Line by line, reproduce the records exactly.

Content starts

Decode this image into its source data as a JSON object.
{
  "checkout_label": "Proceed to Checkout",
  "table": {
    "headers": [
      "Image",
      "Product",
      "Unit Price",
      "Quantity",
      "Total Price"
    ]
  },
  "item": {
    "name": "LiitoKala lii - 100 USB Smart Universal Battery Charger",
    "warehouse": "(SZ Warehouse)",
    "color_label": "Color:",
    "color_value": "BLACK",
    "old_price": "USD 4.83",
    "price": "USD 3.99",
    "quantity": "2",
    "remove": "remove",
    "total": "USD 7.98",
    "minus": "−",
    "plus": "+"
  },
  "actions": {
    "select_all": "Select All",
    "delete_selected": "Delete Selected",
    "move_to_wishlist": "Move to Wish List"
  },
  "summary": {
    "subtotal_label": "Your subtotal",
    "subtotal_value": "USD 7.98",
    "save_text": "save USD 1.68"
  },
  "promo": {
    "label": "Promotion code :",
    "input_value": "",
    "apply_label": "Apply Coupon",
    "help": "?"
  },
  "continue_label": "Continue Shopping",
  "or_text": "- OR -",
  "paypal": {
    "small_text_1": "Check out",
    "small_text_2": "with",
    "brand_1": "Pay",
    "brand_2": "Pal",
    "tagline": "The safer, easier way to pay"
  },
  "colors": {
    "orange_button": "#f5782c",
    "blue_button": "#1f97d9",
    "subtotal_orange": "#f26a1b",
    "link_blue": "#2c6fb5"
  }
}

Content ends

**Expected output:**
Decode this image into its source data as a JSON object.
{
  "checkout_label": "Proceed to Checkout",
  "table": {
    "headers": [
      "Image",
      "Product",
      "Unit Price",
      "Quantity",
      "Total Price"
    ]
  },
  "item": {
    "name": "LiitoKala lii - 100 USB Smart Universal Battery Charger",
    "warehouse": "(SZ Warehouse)",
    "color_label": "Color:",
    "color_value": "BLACK",
    "old_price": "USD 4.83",
    "price": "USD 3.99",
    "quantity": "2",
    "remove": "remove",
    "total": "USD 7.98",
    "minus": "−",
    "plus": "+"
  },
  "actions": {
    "select_all": "Select All",
    "delete_selected": "Delete Selected",
    "move_to_wishlist": "Move to Wish List"
  },
  "summary": {
    "subtotal_label": "Your subtotal",
    "subtotal_value": "USD 7.98",
    "save_text": "save USD 1.68"
  },
  "promo": {
    "label": "Promotion code :",
    "input_value": "",
    "apply_label": "Apply Coupon",
    "help": "?"
  },
  "continue_label": "Continue Shopping",
  "or_text": "- OR -",
  "paypal": {
    "small_text_1": "Check out",
    "small_text_2": "with",
    "brand_1": "Pay",
    "brand_2": "Pal",
    "tagline": "The safer, easier way to pay"
  },
  "colors": {
    "orange_button": "#f5782c",
    "blue_button": "#1f97d9",
    "subtotal_orange": "#f26a1b",
    "link_blue": "#2c6fb5"
  }
}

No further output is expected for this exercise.